‘Dumplin’ inspires self-love

Reviews

I’ll admit it: I like slightly cheesy and depressing teen fiction novels. That’s not a secret. With that being said, I can’t stand that in movies. I don’t even really like movies to begin with, if I’m being completely honest. I don’t have a very long attention span, and a lot of times, movies just don’t keep me entertained for a long time.
The book “Dumplin” is one of those books that I started to read and got bored with, so I never finished it. When the movie came out, I didn’t even really want to watch it. However, I heard amazing things about it, and saw it all over Buzzfeed for a few weeks, so I decided I was just going to bite the bullet and watch it.
And I really liked it. I didn’t think I would because the book didn’t interest me at all. Usually I like the movie much less than the book, but I genuinely thought that this movie was better.
The best part of the movie easily was the casting. I wouldn’t go so far as to say that the cast was “star-studded,” but almost every actor or actress was a person who I had seen in some movie or TV show before. Jennifer Aniston played Rosie, the main character Willowdean’s mom.
While I’m not the biggest “Friends” fan, I will admit any day that Ms. Aniston is a fantastic actress, and I personally think she pulled off her character in this movie better than a lot of other characters she has played.
Dove Cameron has always annoyed me for no apparent reason, but she really stuck out to me in “Dumplin” as Bekah. She had this energy about her that she hasn’t really had before, and I thought that the character was perfect for her. On the same note, former Disney star Luke Benward played Bo, Willow’s love interest. He and Ms. Cameron had a lot of on-screen chemistry when they both starred in “Cloud 9,” and though they weren’t love interests of each other in “Dumplin,” the chemistry has carried through.
And, the casting of both Millie and Willowdean, the two heavier-set girls in the movie, was absolutely perfect. A lot of times, movies won’t cast overweight actresses to play overweight characters, instead opting to put skinny actresses in fat suits (I’m looking at you, “Insatiable”). Maddie Baillio especially, who at only 16 years old became the breakout star of “Hairspray Live!” was amazing as Millie, and is someone who I hope to continue seeing in movies. Danielle Macdonald, who you might know from “Bird Box,” stunned watchers as Willow, and was the perfect casting choice for the lead.
That brings me to my next point. This movie, completely unlike “Insatiable,” showed girls watching that body weight really just doesn’t matter, and that anyone can do anything. It’s a cheesy message, sure, but it’s something that a lot of young girls could really stand to hear nowadays.

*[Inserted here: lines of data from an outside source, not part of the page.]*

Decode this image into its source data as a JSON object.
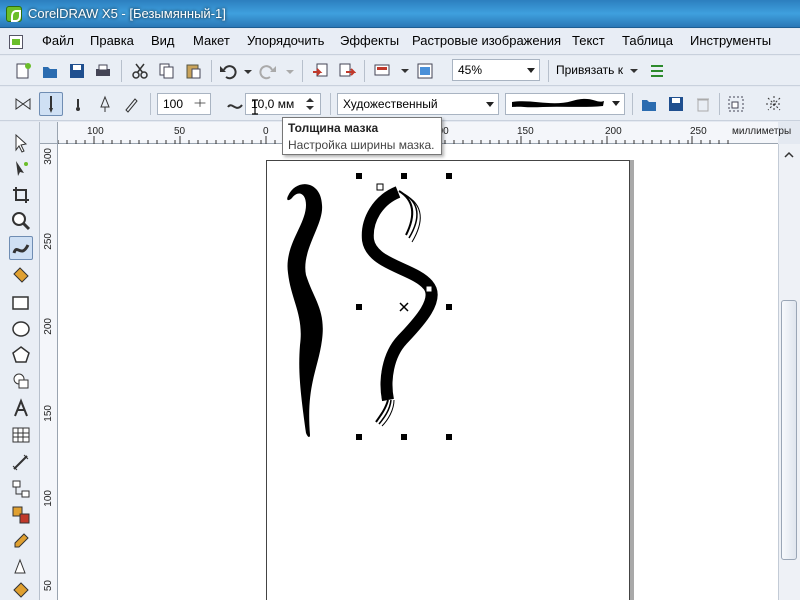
{
  "window": {
    "title": "CorelDRAW X5 - [Безымянный-1]"
  },
  "menu": [
    "Файл",
    "Правка",
    "Вид",
    "Макет",
    "Упорядочить",
    "Эффекты",
    "Растровые изображения",
    "Текст",
    "Таблица",
    "Инструменты"
  ],
  "toolbar1": {
    "zoom": "45%",
    "snap_label": "Привязать к"
  },
  "toolbar2": {
    "size_value": "100",
    "width_value": "10,0 мм",
    "brush_style": "Художественный"
  },
  "tooltip": {
    "title": "Толщина мазка",
    "text": "Настройка ширины мазка."
  },
  "ruler_h": {
    "labels": [
      "100",
      "50",
      "0",
      "50",
      "100",
      "150",
      "200",
      "250"
    ],
    "units": "миллиметры"
  },
  "ruler_v": {
    "labels": [
      "300",
      "250",
      "200",
      "150",
      "100",
      "50"
    ]
  },
  "colors": {
    "titlebar": "#3fa0de",
    "menubar": "#e8edf5",
    "canvas": "#ffffff"
  }
}
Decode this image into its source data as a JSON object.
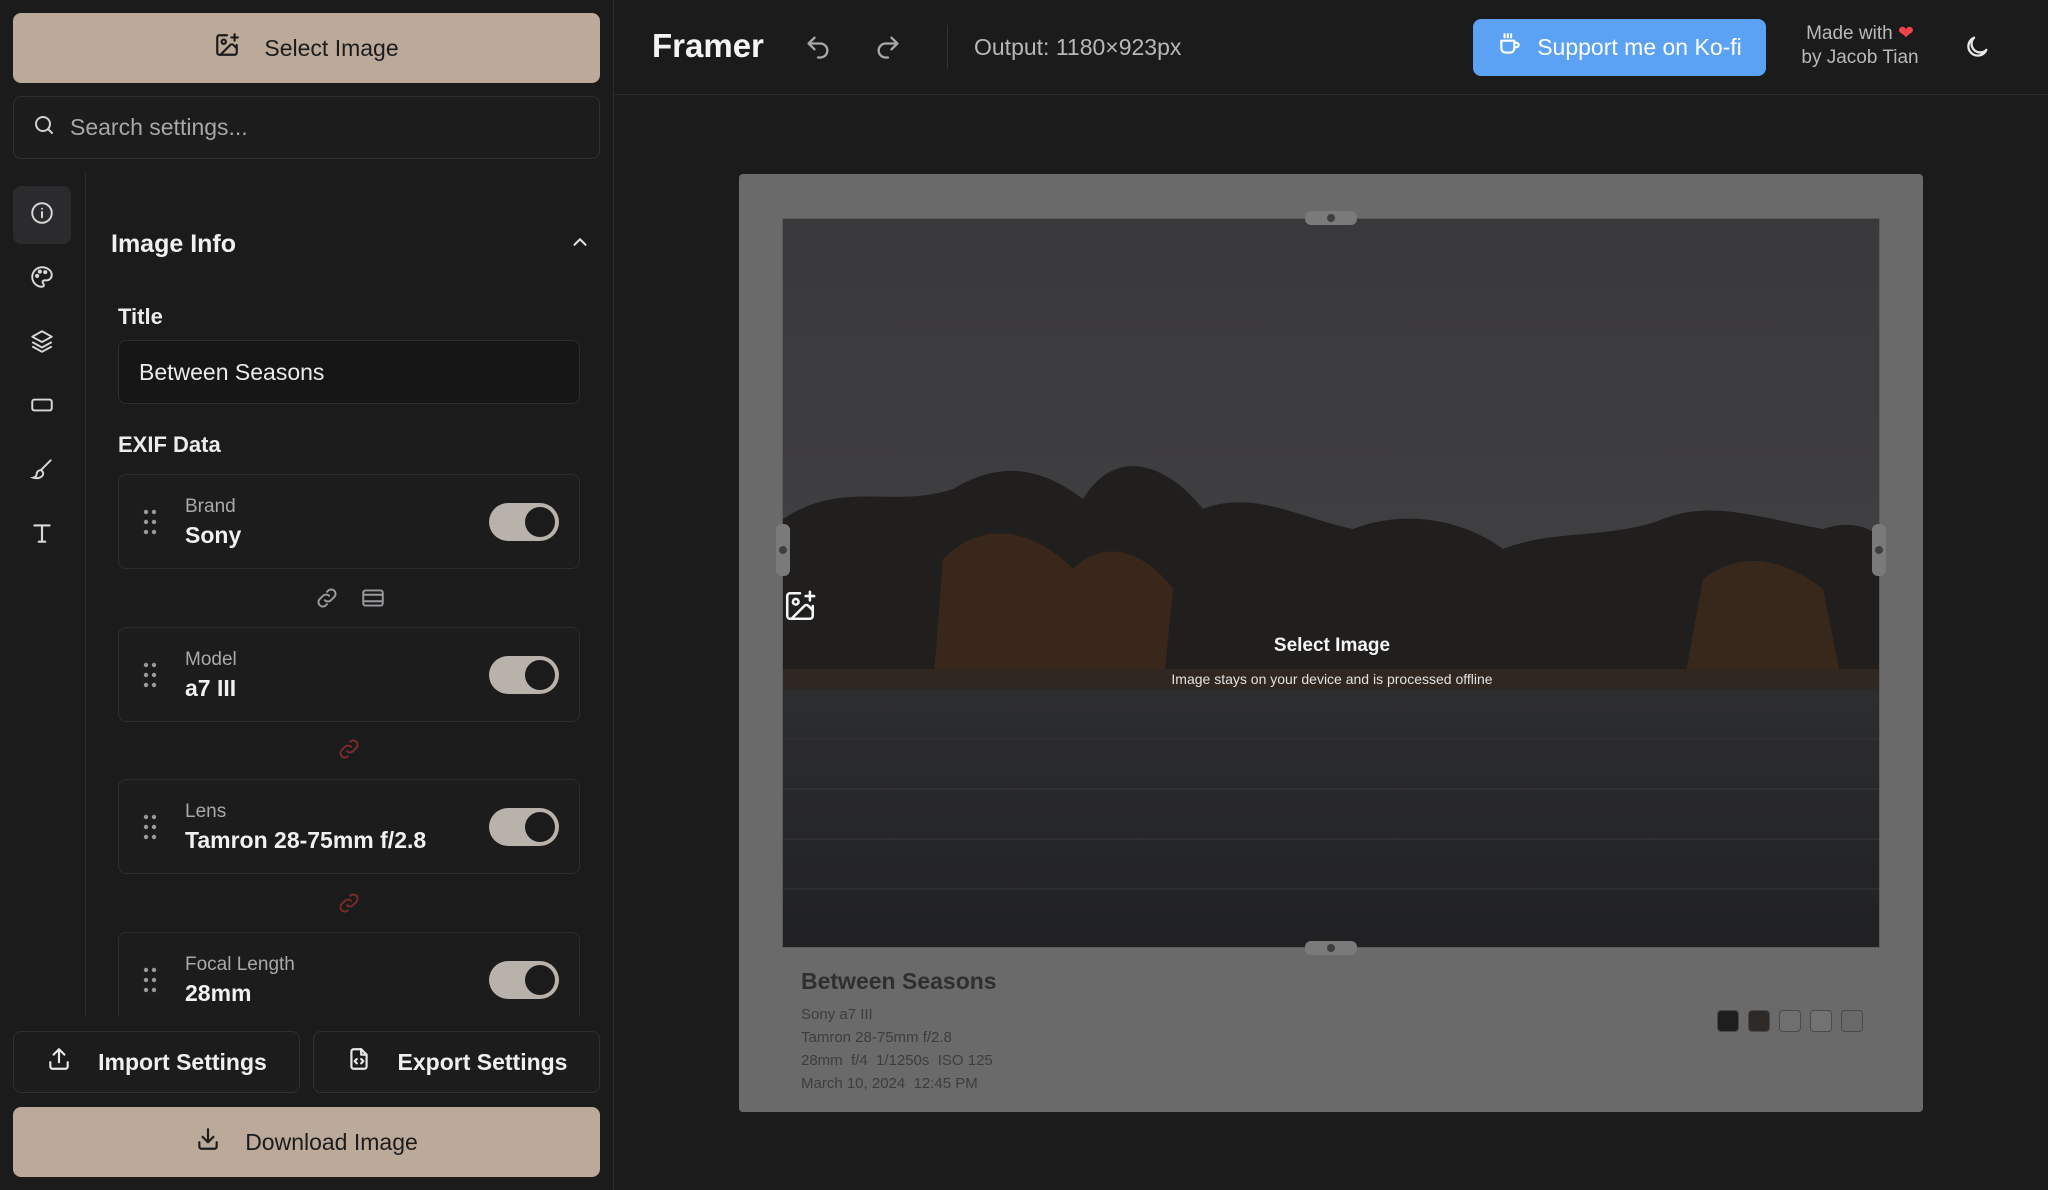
{
  "sidebar": {
    "select_image_label": "Select Image",
    "search_placeholder": "Search settings...",
    "rail_items": [
      "info-icon",
      "palette-icon",
      "layers-icon",
      "frame-icon",
      "brush-icon",
      "text-icon"
    ],
    "section_title": "Image Info",
    "title_label": "Title",
    "title_value": "Between Seasons",
    "exif_label": "EXIF Data",
    "exif_items": [
      {
        "label": "Brand",
        "value": "Sony",
        "enabled": true
      },
      {
        "label": "Model",
        "value": "a7 III",
        "enabled": true
      },
      {
        "label": "Lens",
        "value": "Tamron 28-75mm f/2.8",
        "enabled": true
      },
      {
        "label": "Focal Length",
        "value": "28mm",
        "enabled": true
      }
    ],
    "import_label": "Import Settings",
    "export_label": "Export Settings",
    "download_label": "Download Image"
  },
  "header": {
    "app_title": "Framer",
    "output": "Output: 1180×923px",
    "kofi_label": "Support me on Ko-fi",
    "made_with": "Made with",
    "author": "by Jacob Tian"
  },
  "canvas": {
    "overlay_title": "Select Image",
    "overlay_subtitle": "Image stays on your device and is processed offline",
    "caption_title": "Between Seasons",
    "caption_lines": [
      "Sony a7 III",
      "Tamron 28-75mm f/2.8",
      "28mm  f/4  1/1250s  ISO 125",
      "March 10, 2024  12:45 PM"
    ],
    "swatches": [
      "#1e1e1e",
      "#2e2a27",
      "#6f6f6f",
      "#727272",
      "#696969"
    ]
  },
  "colors": {
    "accent": "#bba999",
    "kofi": "#5ba2f5",
    "background": "#1b1b1c"
  }
}
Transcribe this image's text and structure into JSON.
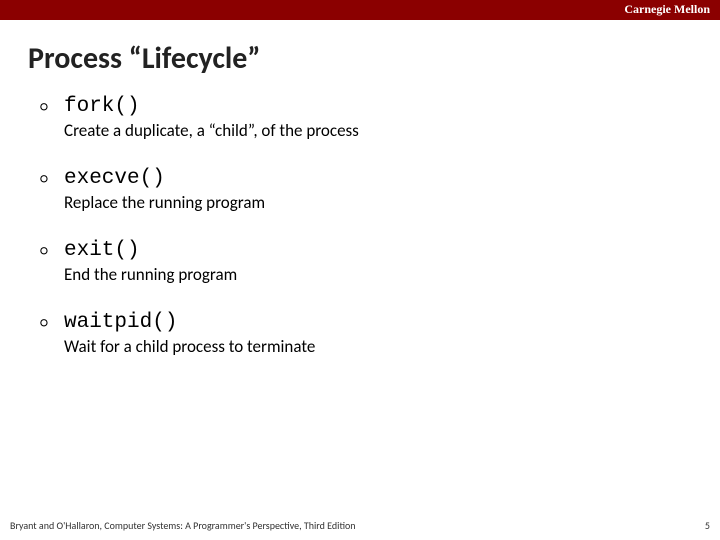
{
  "brand": "Carnegie Mellon",
  "title": "Process “Lifecycle”",
  "items": [
    {
      "fn": "fork()",
      "desc": "Create a duplicate, a “child”, of the process"
    },
    {
      "fn": "execve()",
      "desc": "Replace the running program"
    },
    {
      "fn": "exit()",
      "desc": "End the running program"
    },
    {
      "fn": "waitpid()",
      "desc": "Wait for a child process to terminate"
    }
  ],
  "footer_left": "Bryant and O'Hallaron, Computer Systems: A Programmer's Perspective, Third Edition",
  "footer_right": "5"
}
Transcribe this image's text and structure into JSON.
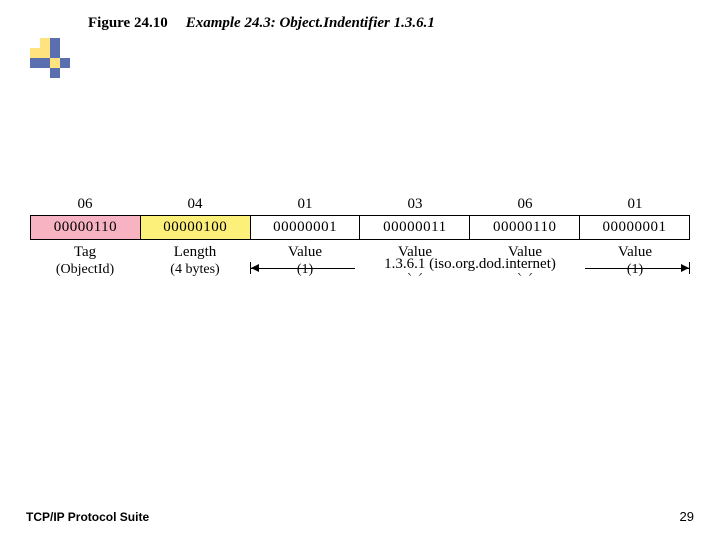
{
  "header": {
    "figure_label": "Figure 24.10",
    "figure_title": "Example 24.3: Object.Indentifier 1.3.6.1"
  },
  "cells": [
    {
      "hex": "06",
      "bin": "00000110",
      "label": "Tag",
      "sub": "(ObjectId)",
      "fill": "pink"
    },
    {
      "hex": "04",
      "bin": "00000100",
      "label": "Length",
      "sub": "(4 bytes)",
      "fill": "yellow"
    },
    {
      "hex": "01",
      "bin": "00000001",
      "label": "Value",
      "sub": "(1)",
      "fill": ""
    },
    {
      "hex": "03",
      "bin": "00000011",
      "label": "Value",
      "sub": "(3)",
      "fill": ""
    },
    {
      "hex": "06",
      "bin": "00000110",
      "label": "Value",
      "sub": "(6)",
      "fill": ""
    },
    {
      "hex": "01",
      "bin": "00000001",
      "label": "Value",
      "sub": "(1)",
      "fill": ""
    }
  ],
  "dimension_label": "1.3.6.1  (iso.org.dod.internet)",
  "footer": {
    "left": "TCP/IP Protocol Suite",
    "page": "29"
  }
}
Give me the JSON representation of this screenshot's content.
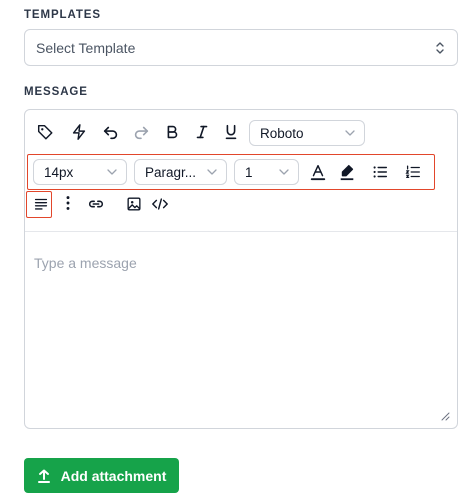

With shows like “Insatiable” fueling eating disorders with lines like “skinny is beautiful,” it’s important for people to hear that they should be happy no matter what they look like. It’s also important to show overweight girls in mainstream movies who aren’t trying to lose weight to be “prettier.” It’s all about self confidence for the girls in the movie, which is one of the most important messages to be putting out there.
Another thing that I really enjoyed about this movie was that romance wasn’t a prevalent part of it. Don’t get me wrong – I love romance in movies, but with a movie like “Dumplin” it just wasn’t necessary. There was the perfect amount in “Dumplin,” with Willowdean’s crush, Bo, being only a side character. The romance wasn’t used to move the story along but instead as a touch to empower Willow.
And yes, the story was cheesy, and predictable, but that’s okay. If you’re looking for something to watch absentmindedly while doing something else, it’s perfect for that.
If you want something that’s hard-hitting or cinematically amazing, this probably isn’t the movie for you. It’s certainly not for everyone, but if you’re someone who leans towards cute, cheesy movies like “The Kissing Booth,” first of all, I can’t relate, but second, you’re probably going to really love “Dumplin.”